Yes, personal bigotry and social pressures most certainly have their influences in any society, but the fact that racial segregation in the South needed the power of the state to assure its preservation strongly suggests that if those laws had not been in place, racial divides socially and economically would have been undermined, reduced, and been on a path to fuller racial harmony and integration that was kept on hold for a century after the Civil War.

If people “naturally” want to separate themselves on racial lines, if they “naturally” do not want to associate or do business with each other, or share common goals and visions simply as “Americans,” then why did the Southern legislatures have to impose the segregation laws in the first place? Why did they have to so forcefully and sometimes brutally enforce them?

The answer is: without such laws and auxiliary “pressures,” the race-separating walls and biases would have come tumbling down. Overnight? Of course not. Human beings far too often can be stubborn creatures, but faster or slower, in an environment of traditional American preaching and practicing of individual liberty and freedom of association inside and outside the marketplace would have cured the racial scares and attitudes that were able to persist for so long because of what lasted for an additional one hundred years in the South.

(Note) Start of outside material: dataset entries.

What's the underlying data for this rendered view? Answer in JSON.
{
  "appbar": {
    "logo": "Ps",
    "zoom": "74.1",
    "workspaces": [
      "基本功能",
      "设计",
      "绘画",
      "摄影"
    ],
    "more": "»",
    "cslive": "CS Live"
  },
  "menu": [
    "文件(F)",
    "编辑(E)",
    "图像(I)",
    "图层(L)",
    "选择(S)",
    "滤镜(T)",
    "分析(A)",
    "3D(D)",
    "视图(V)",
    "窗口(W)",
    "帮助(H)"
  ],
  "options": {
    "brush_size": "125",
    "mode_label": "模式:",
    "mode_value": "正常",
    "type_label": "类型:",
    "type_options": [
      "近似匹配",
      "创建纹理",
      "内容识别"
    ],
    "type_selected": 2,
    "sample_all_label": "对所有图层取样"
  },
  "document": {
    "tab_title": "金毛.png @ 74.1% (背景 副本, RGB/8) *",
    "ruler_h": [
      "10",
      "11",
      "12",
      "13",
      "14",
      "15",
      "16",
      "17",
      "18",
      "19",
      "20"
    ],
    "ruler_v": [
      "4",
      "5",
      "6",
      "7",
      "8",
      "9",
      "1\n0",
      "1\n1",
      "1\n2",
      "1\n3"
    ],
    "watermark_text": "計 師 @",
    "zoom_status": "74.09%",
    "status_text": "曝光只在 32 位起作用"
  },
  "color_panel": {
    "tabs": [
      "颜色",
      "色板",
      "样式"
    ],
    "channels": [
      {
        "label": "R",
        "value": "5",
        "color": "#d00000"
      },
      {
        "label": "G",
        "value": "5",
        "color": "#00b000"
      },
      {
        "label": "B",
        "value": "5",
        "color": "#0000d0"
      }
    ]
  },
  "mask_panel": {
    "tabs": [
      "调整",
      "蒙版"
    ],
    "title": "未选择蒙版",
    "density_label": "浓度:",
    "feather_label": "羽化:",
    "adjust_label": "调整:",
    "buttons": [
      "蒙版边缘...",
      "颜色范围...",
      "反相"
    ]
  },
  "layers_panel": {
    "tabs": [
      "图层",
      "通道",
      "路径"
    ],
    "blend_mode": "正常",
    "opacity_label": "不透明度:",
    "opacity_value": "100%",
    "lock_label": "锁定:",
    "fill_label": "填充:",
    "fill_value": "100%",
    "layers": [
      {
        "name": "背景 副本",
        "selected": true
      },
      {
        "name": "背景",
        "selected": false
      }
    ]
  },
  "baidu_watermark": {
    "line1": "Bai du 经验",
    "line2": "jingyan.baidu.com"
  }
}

Source: Richard M. Ebeling (AIER),  “Systemic Racism” Theory is the New Political Tribalism – AIER